Wednesday, May 31, 2006

Political Amnesia Is the Enemy



"When 63 percent of young people can't find Iraq on a map after three years of war and coverage, you know that the institutions that claim to be informing us are doing everything but.

Our amnesia about recent developments seems to be induced and reinforced by the very fast-paced entertainment-oriented formats that we have become addicted to as sources of news and knowledge. They keep us in the present, in the now, disconnected from any larger ideas or analytical framework. No wonder some studies find that news viewers rapidly forget what they have just seen. That is what is intended to happen. No wonder, as Jay Leno shows when he contrasts a photo of a cultural icon with an elected official, that the public recognizes the former, not the latter.

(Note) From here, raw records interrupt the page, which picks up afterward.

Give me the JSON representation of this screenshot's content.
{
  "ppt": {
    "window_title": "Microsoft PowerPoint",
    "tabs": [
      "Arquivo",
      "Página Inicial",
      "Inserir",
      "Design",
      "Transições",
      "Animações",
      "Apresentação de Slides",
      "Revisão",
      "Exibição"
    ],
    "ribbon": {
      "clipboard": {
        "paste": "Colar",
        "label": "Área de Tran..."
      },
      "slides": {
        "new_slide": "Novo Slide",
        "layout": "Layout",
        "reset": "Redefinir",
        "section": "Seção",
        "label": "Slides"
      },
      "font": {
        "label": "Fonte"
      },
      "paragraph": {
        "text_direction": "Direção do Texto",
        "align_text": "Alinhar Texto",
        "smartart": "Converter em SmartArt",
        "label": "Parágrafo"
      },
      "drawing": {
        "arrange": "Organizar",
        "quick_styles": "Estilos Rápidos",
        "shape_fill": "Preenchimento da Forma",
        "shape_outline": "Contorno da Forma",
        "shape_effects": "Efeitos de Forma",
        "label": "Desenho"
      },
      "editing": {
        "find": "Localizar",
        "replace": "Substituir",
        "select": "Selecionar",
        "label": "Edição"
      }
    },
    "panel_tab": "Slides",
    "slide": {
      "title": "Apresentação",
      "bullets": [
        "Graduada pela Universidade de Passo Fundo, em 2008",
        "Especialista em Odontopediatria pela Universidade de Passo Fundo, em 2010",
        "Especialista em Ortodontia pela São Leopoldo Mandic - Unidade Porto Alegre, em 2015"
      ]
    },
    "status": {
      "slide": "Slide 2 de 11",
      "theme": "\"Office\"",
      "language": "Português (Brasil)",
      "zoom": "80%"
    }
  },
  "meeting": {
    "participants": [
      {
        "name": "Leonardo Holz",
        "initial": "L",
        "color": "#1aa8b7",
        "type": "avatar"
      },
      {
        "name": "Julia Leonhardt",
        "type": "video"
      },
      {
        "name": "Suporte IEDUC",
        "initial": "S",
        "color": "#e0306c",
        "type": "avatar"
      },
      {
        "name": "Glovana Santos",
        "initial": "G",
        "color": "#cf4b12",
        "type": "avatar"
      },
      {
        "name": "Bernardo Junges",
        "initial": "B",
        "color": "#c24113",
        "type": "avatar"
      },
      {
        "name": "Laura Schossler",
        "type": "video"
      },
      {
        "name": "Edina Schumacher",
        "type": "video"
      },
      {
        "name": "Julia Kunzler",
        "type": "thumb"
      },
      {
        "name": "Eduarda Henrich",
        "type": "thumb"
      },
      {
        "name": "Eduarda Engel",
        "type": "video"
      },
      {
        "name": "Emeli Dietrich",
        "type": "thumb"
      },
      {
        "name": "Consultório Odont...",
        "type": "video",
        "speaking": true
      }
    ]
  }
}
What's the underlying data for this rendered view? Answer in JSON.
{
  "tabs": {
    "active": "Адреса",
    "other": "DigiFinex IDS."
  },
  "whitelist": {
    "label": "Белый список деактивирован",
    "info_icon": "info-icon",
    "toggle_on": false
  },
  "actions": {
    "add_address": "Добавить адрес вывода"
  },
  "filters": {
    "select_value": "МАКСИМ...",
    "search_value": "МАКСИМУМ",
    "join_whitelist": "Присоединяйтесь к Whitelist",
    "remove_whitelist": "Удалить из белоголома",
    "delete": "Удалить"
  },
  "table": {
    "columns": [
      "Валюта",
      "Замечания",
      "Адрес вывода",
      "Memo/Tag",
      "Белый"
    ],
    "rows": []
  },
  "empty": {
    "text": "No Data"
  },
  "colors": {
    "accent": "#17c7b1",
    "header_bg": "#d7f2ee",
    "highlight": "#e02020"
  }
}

We recognize Mr. Peanut, not Jimmy Carter. More people vote for the best performer on American Idol than for our presidents.

The architects of TV news know this from their market surveys and studies. It is this very media effect that they hype to lure advertisers to their real business: selling our eyeballs to sponsors, not deepening our awareness. Depoliticizing our culture is a media necessity in a society driven by consumerism. Every programmer knows the drill. It's a market logic called KISS: Keep It Simple and Stupid.

A national curriculum, "Lessons From History," on the teaching of the past realizes that this phenomenon threatens democracy, warning, "Citizens without a common memory, based on common historical studies, may lapse into political amnesia, and be unable to protect freedom, justice, and self-government during times of national crisis. Citizens must understand that democracy is a process -- not a finished product -- and that controversy and conflict are essential to its success.""(AlterNet)